The German language possesses words which reflect a German characteristic of straightforwardness and directness and a further one of the mysterious. This vocabulary is especially evident when it comes to the weather. What a magnificent word "Unwetter" is. Un-weather. It is brilliant in its clarity, simplicity and lack of complication. It says it all. Then there is "Gewitter", a word spoken with a sense of foreboding, of the gods of Germanic mythology stirring violently and unleashing a terrible force across the land. Both words are applied to storms, though "Unwetter" is more a state of turbulent and bad weather rather than the specifically horrific storm that can be "Gewitter". I have experienced the summer "Gewitter" in the steamy south of Germany on more than occasion. You know it is coming. The wind suddenly picks up from nothing and within only a short few moments the skies change. The speed with which the storm hits and the violence it unleashes over the Central European land mass are awesome to behold, except if you happen to be caught up in it.

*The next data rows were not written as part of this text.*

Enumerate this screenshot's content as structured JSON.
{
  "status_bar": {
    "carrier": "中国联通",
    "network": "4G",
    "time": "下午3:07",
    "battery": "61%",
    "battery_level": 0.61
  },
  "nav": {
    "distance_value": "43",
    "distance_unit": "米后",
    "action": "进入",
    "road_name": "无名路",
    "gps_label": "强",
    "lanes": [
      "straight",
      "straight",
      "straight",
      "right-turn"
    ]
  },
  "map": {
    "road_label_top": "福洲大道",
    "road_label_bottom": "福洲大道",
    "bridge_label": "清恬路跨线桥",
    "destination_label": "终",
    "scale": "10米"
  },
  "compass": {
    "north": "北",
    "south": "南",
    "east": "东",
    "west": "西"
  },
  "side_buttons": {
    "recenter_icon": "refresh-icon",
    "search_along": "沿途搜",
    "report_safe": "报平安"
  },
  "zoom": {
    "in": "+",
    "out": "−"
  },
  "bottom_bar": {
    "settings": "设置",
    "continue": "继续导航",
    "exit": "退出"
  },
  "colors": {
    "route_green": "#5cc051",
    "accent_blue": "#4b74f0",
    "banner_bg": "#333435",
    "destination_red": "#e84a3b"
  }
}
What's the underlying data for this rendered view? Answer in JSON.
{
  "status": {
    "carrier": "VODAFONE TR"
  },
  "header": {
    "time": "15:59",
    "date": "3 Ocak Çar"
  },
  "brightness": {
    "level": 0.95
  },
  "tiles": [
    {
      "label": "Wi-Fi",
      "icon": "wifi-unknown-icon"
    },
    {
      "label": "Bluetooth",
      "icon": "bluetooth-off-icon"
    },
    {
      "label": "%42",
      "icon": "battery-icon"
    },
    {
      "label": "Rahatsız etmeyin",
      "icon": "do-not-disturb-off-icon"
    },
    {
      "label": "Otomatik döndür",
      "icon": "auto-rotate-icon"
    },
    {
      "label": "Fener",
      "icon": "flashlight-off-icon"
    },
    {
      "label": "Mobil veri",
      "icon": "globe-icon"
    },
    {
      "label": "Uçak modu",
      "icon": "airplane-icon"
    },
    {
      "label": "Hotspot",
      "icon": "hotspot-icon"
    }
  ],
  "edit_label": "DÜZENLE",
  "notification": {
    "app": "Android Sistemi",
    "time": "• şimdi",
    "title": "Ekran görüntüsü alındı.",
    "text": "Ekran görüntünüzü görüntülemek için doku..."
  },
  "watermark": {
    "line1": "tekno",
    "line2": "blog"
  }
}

The Spanish "tormenta", with its implication of the tortures of the Inquisition, is frighteningly apt because of that implication. My, how vocabulary can describe the mental state that storms provoke, either through literal implication or through onomatopoeic suggestion, and German and Spanish do so far more strongly than English. The monosyllabic "storm" lacks a potency. A storm brews, just as tea does. It is a more sedate state of turbulence.
We are in the season for the Mallorcan storm. If there is any predictability with weather, it is that the island is going to be subjected to the torment of the tormenta at its most inquisitional, and it typically occurs around the middle of September. The high humidity and the paraffin-vaporous great heat of this September, the great warmth of the sea surrounding the island: the elements are there. The perfect storm is not brewing, it is being slowly and maliciously stirred before the whips of frenzy finally crack from an apocalyptic sky.
Local terminology requires us to believe that there is a "gota fría", a cutesy meteorological expression which massively understates what this cold drop can be. Strangely enough perhaps, given the German linguistic propensity for playing up the power of storms, it is a term which owes everything to German - the "Kaltlufttropfen". But even the understated in German sounds worrying and vaguely mythical, as though the Brothers Grimm invented weather.
Though the middle of September is often when the "gota" makes its coldness evident, it can be earlier or later. Just recently, we experienced the 25th anniversary of the 1989 weather event, one so extreme that five lives were lost and almost 200 litres per square metre of rain fell within two hours along the eastern part of Mallorca. It was 6 September in 1989. The anniversary has passed. We are waiting for the 2014 version, and we might well be waiting with some trepidation.
Of course, anyone who can claim an association of some years with Mallorca can point to the dramas that nature has for us in late summer and early autumn. Take 2003, for instance, a summer that was excruciatingly hot. The highs actually peaked in June, around 40 degrees, and didn't fail to exceed 30 degrees for weeks and weeks until, right on cue at the change of the month, 31 August brought with it a change. Bang, crash, wallop. "Donner und Blitzen". Or take another example. That of 4 October, 2007. The "cap de fibló" tornado which claimed the life of a worker at Son Espases, ripped roofs off buildings on the Can Valero industrial estate and hurled along a route mapped out by the motorway heading northwards. The damage was great as the swirling blackness of meteo-four horsemen of the apocalypse propelled itself with what seemed like the speed of sound.
Though there are extreme weather events, they tend not to repeat themselves with such ferocity too often. This, though, was not the case after the 1989 event. The following year, a month or so later in early October, there were the disastrous rains which affected the north of the island particularly badly. So bad were the floods that the army had to be mobilised. The city of lakes that is Alcúdia became the city of the lake. It was impossible to see where lake or canal finished and where road or pavement was supposed to be. This did, though, lead to a greater appreciation for the need to attempt to limit flood damage.
When it rains, it does indeed rain. The season is with us. We should be scouring the maps of the AEMET meteorological office for the signs. The tormenta will be with us. It's a case of when and how fierce. My, how we love to talk about the un-weather.